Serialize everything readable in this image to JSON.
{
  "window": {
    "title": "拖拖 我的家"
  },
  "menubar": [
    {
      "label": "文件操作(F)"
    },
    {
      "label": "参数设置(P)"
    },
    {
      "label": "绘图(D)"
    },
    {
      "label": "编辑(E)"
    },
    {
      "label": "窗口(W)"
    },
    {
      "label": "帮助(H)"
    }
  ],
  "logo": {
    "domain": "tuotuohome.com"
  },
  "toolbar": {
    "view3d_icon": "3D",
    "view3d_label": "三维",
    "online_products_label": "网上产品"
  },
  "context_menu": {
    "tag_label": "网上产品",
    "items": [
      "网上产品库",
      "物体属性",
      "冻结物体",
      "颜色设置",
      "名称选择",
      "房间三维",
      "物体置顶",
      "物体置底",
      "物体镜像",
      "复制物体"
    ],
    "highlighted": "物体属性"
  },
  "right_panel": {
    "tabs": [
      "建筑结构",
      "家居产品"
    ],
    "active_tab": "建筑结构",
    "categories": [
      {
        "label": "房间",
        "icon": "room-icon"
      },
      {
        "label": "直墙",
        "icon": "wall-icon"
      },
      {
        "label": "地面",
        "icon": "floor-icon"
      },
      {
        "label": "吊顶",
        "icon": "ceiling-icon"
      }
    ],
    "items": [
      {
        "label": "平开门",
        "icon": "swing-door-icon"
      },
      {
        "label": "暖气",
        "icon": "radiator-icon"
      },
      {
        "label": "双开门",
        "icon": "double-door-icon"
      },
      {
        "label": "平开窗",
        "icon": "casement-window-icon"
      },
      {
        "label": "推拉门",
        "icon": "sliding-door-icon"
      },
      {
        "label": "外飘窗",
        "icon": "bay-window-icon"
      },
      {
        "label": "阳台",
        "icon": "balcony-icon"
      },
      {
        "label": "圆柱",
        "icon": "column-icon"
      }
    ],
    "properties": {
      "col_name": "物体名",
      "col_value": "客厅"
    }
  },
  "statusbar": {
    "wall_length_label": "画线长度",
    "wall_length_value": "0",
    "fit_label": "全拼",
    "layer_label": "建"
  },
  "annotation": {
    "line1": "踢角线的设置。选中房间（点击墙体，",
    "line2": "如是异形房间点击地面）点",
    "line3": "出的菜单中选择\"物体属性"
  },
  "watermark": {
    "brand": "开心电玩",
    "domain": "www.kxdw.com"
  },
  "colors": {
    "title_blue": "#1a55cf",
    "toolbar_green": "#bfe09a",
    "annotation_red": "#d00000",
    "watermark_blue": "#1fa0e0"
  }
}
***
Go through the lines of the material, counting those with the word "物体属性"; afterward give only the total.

3